═══ Material for the task

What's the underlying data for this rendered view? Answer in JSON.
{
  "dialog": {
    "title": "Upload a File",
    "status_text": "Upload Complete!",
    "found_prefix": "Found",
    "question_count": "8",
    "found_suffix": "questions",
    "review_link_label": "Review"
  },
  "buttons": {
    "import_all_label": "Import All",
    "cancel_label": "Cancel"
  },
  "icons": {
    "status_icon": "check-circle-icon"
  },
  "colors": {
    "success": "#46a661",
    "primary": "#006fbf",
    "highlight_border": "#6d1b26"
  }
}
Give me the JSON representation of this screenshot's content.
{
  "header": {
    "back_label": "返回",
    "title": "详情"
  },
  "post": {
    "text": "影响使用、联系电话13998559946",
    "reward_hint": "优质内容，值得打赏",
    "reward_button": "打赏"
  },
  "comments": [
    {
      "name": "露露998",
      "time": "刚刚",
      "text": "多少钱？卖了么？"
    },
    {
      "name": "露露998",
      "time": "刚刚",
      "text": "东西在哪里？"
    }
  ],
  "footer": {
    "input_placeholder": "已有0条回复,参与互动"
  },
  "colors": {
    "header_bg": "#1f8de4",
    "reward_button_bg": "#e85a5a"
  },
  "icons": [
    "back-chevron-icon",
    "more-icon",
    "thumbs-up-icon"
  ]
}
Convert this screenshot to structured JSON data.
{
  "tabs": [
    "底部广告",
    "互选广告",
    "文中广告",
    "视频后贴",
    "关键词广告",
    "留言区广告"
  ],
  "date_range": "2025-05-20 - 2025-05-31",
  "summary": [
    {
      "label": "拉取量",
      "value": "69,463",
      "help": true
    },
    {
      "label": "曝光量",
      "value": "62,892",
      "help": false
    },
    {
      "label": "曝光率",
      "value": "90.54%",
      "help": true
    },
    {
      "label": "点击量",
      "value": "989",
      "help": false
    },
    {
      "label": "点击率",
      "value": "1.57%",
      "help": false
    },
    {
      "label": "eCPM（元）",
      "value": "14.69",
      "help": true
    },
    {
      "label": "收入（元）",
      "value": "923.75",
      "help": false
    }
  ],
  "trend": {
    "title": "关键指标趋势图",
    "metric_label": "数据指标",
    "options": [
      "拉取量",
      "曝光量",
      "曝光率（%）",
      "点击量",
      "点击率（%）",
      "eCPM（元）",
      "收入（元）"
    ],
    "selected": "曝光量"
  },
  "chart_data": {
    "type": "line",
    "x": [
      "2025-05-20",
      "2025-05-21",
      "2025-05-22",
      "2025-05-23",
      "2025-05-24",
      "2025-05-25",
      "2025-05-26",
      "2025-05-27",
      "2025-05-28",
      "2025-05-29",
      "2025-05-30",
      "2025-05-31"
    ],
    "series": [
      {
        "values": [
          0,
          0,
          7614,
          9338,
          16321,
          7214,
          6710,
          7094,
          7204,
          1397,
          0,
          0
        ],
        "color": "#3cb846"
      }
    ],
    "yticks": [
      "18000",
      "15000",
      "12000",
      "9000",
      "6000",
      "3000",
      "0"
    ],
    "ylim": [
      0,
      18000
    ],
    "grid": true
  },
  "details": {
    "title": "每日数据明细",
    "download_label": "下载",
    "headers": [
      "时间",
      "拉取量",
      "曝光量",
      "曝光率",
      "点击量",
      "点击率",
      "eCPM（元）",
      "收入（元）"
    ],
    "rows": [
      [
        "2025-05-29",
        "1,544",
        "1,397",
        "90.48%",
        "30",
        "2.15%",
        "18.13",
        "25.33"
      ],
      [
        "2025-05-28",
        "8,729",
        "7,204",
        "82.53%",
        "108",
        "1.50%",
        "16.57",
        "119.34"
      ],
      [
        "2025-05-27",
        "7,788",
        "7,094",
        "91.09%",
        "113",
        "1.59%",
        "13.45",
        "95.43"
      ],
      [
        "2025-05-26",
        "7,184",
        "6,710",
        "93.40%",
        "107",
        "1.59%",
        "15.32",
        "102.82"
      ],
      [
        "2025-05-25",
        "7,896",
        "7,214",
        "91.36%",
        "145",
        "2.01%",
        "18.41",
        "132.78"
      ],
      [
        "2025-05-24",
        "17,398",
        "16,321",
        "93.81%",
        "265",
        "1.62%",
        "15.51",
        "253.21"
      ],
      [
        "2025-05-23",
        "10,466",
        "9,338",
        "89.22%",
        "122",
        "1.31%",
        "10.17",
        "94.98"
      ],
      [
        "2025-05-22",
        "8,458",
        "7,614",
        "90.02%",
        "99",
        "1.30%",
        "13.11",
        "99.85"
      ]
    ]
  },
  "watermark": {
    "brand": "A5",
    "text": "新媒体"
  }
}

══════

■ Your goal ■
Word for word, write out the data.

■ Final answer ■
What's the underlying data for this rendered view? Answer in JSON.
{
  "dialog": {
    "title": "Upload a File",
    "status_text": "Upload Complete!",
    "found_prefix": "Found",
    "question_count": "8",
    "found_suffix": "questions",
    "review_link_label": "Review"
  },
  "buttons": {
    "import_all_label": "Import All",
    "cancel_label": "Cancel"
  },
  "icons": {
    "status_icon": "check-circle-icon"
  },
  "colors": {
    "success": "#46a661",
    "primary": "#006fbf",
    "highlight_border": "#6d1b26"
  }
}
Give me the JSON representation of this screenshot's content.
{
  "header": {
    "back_label": "返回",
    "title": "详情"
  },
  "post": {
    "text": "影响使用、联系电话13998559946",
    "reward_hint": "优质内容，值得打赏",
    "reward_button": "打赏"
  },
  "comments": [
    {
      "name": "露露998",
      "time": "刚刚",
      "text": "多少钱？卖了么？"
    },
    {
      "name": "露露998",
      "time": "刚刚",
      "text": "东西在哪里？"
    }
  ],
  "footer": {
    "input_placeholder": "已有0条回复,参与互动"
  },
  "colors": {
    "header_bg": "#1f8de4",
    "reward_button_bg": "#e85a5a"
  },
  "icons": [
    "back-chevron-icon",
    "more-icon",
    "thumbs-up-icon"
  ]
}
Convert this screenshot to structured JSON data.
{
  "tabs": [
    "底部广告",
    "互选广告",
    "文中广告",
    "视频后贴",
    "关键词广告",
    "留言区广告"
  ],
  "date_range": "2025-05-20 - 2025-05-31",
  "summary": [
    {
      "label": "拉取量",
      "value": "69,463",
      "help": true
    },
    {
      "label": "曝光量",
      "value": "62,892",
      "help": false
    },
    {
      "label": "曝光率",
      "value": "90.54%",
      "help": true
    },
    {
      "label": "点击量",
      "value": "989",
      "help": false
    },
    {
      "label": "点击率",
      "value": "1.57%",
      "help": false
    },
    {
      "label": "eCPM（元）",
      "value": "14.69",
      "help": true
    },
    {
      "label": "收入（元）",
      "value": "923.75",
      "help": false
    }
  ],
  "trend": {
    "title": "关键指标趋势图",
    "metric_label": "数据指标",
    "options": [
      "拉取量",
      "曝光量",
      "曝光率（%）",
      "点击量",
      "点击率（%）",
      "eCPM（元）",
      "收入（元）"
    ],
    "selected": "曝光量"
  },
  "chart_data": {
    "type": "line",
    "x": [
      "2025-05-20",
      "2025-05-21",
      "2025-05-22",
      "2025-05-23",
      "2025-05-24",
      "2025-05-25",
      "2025-05-26",
      "2025-05-27",
      "2025-05-28",
      "2025-05-29",
      "2025-05-30",
      "2025-05-31"
    ],
    "series": [
      {
        "values": [
          0,
          0,
          7614,
          9338,
          16321,
          7214,
          6710,
          7094,
          7204,
          1397,
          0,
          0
        ],
        "color": "#3cb846"
      }
    ],
    "yticks": [
      "18000",
      "15000",
      "12000",
      "9000",
      "6000",
      "3000",
      "0"
    ],
    "ylim": [
      0,
      18000
    ],
    "grid": true
  },
  "details": {
    "title": "每日数据明细",
    "download_label": "下载",
    "headers": [
      "时间",
      "拉取量",
      "曝光量",
      "曝光率",
      "点击量",
      "点击率",
      "eCPM（元）",
      "收入（元）"
    ],
    "rows": [
      [
        "2025-05-29",
        "1,544",
        "1,397",
        "90.48%",
        "30",
        "2.15%",
        "18.13",
        "25.33"
      ],
      [
        "2025-05-28",
        "8,729",
        "7,204",
        "82.53%",
        "108",
        "1.50%",
        "16.57",
        "119.34"
      ],
      [
        "2025-05-27",
        "7,788",
        "7,094",
        "91.09%",
        "113",
        "1.59%",
        "13.45",
        "95.43"
      ],
      [
        "2025-05-26",
        "7,184",
        "6,710",
        "93.40%",
        "107",
        "1.59%",
        "15.32",
        "102.82"
      ],
      [
        "2025-05-25",
        "7,896",
        "7,214",
        "91.36%",
        "145",
        "2.01%",
        "18.41",
        "132.78"
      ],
      [
        "2025-05-24",
        "17,398",
        "16,321",
        "93.81%",
        "265",
        "1.62%",
        "15.51",
        "253.21"
      ],
      [
        "2025-05-23",
        "10,466",
        "9,338",
        "89.22%",
        "122",
        "1.31%",
        "10.17",
        "94.98"
      ],
      [
        "2025-05-22",
        "8,458",
        "7,614",
        "90.02%",
        "99",
        "1.30%",
        "13.11",
        "99.85"
      ]
    ]
  },
  "watermark": {
    "brand": "A5",
    "text": "新媒体"
  }
}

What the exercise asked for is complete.